- USDA Agricultural Research Service, 2003. “Trends in Food and Nutrient Intakes by Adolescents in the United States”. Since the late 1970s, adolescents have been increasing their intake of soft drinks, crackers/popcorn/pretzels, French fries, juices, milk, cheese, and candy. Thirty years ago, adolescents were eating more yeast breads and rolls, green beans and peas, corn, beef, and pork. Think of the explosion of food and snack products that have hit the scene since 1977!
- USDA Economic research report “The Impact of Food Away from Home on Adult Diet Quality” by Jessica E. Todd et al. (February, 2010). Eating out increases caloric intake through extra added sugars and fats that restaurants use to overly enhance their food, creating a memorable savory experience. Meanwhile, portion sizes at restaurants are often larger than ones of homemade meals, thus contributing to a customer’s satisfying experience. This study found that on average, eating one meal per week from a restaurant rather than prepared at home corresponds to TWO extra pounds a year! The average meal eaten away from home contains 134 more calories than a meal produced at home.
- A study entitled “How Major Restaurant Chains Plan Their Menus” by Glanz et al. (American Journal of Preventative Medicine, 2007) found, unshockingly, that restaurants only add menu items which are lower in fat or calories (denoted as “healthy choices”) if it favors their profit goals. This only works for restaurants if consumers increase their demand for healthy choices, and for many chains, they are not. However, McDonald’s, Applebees, and other chains have responded to consumer demand for healthier choices and have fared well. In the end, restaurants don’t necessarily lead the way for Americans’ eating habits, rather, they follow them.
Another friend of mine has begun to care for an impoverished single mother and her children. Since the mother’s car broke down, my friend has been taxiing the family to school and to work. She also makes balanced and nutritious meals for them to have when everyone arrives at home, given that the mother works long shifts and has no time (and not enough money) to make homemade healthy meals. Once one of the children pointed at a dish my friend made and said, “What’s that?” She answered, “Those are vegetables! When my children were young, they couldn’t leave the dinner table until they had eaten all their vegetables!” The child answered, “Will you do that for us?”
It seems that an interaction of expenses, poor parenting, and lack of education is to blame for the negative eating habits of impoverished Americans. I will also infer that the average American, compared to earlier generations, spends less time at a family dinner table and buys more highly-marketed convenient snack products. I wholeheartedly agree with Michael Pollan and several pop foodies on this specific issue, that food deserves more respect for its role it plays in keeping us alive, healthy, and in communion with one another. Slower, conversation-filled eating has a comeback to make in our culture.

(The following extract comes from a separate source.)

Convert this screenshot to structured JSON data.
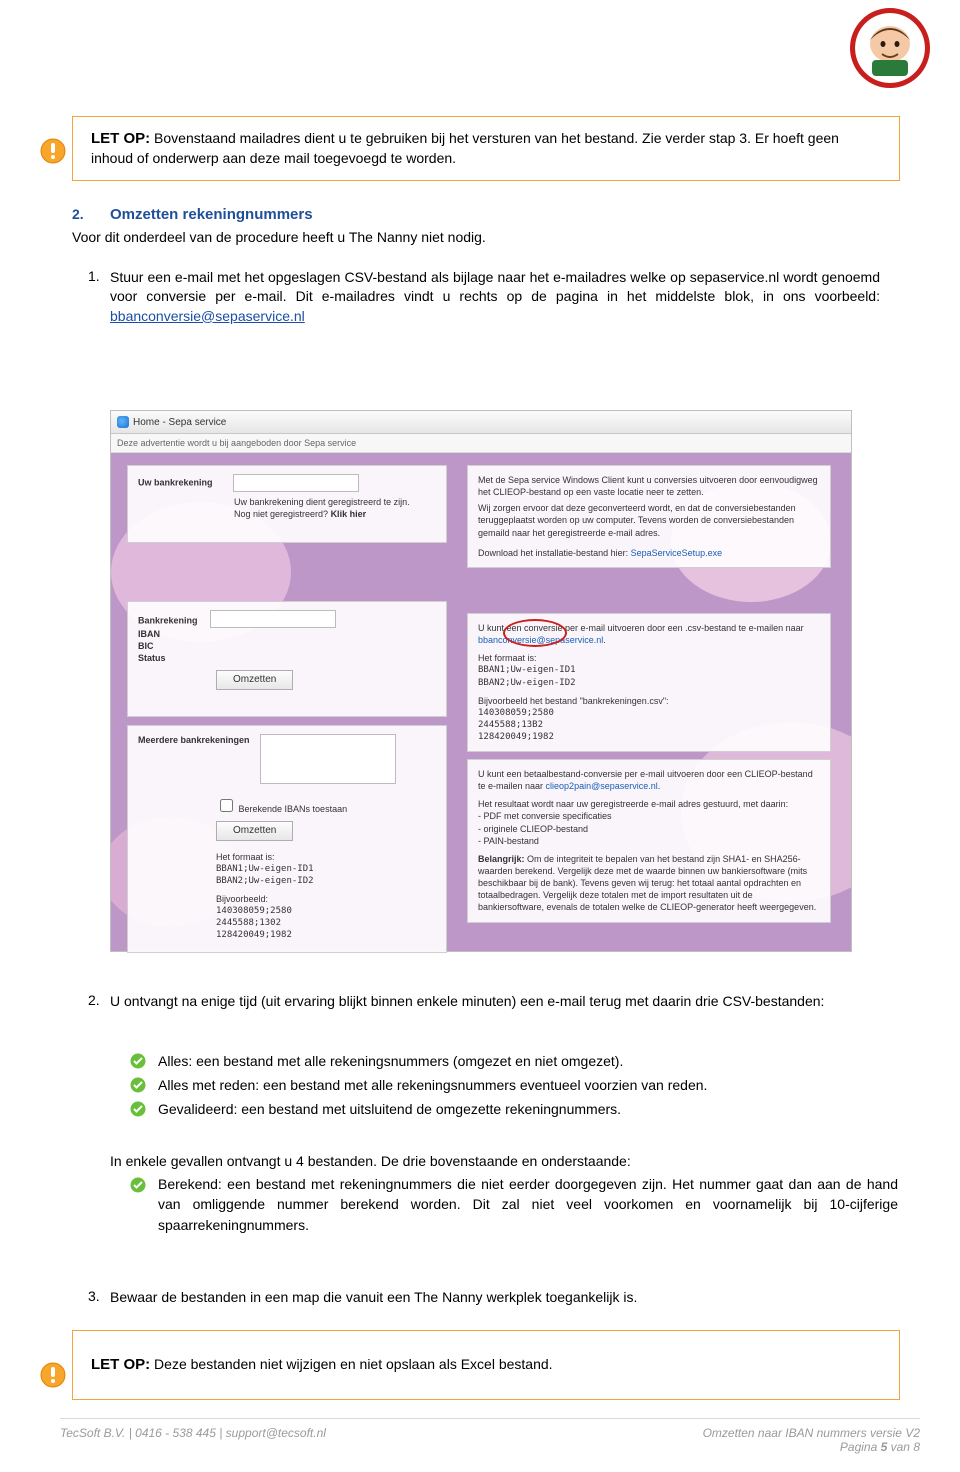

I hope to see and be a part of more intervention in broken, struggling, homes to restore intentionality and discipline (e.g., nightly TV-free family dinners and the command to "Eat your vegetables!") and integrity to family structures (monogamous couples who share child support and workload burdens). With that, I believe we can work miracles in all aspects of a child's life, beyond just the diet. As another aside, I do not believe that taxing or banning certain foods which the government deems "unhealthy" is the way to resolve the obesity issues of poor communities. Such nannying (or Big Brother-ing) is ridiculous. My own mother should be telling me to eat my vegetables and to quit eating junk, not the government.
Alas, to a struggling young mother, so what if a meal is unhealthy if “my baby likes it”? What do you Think?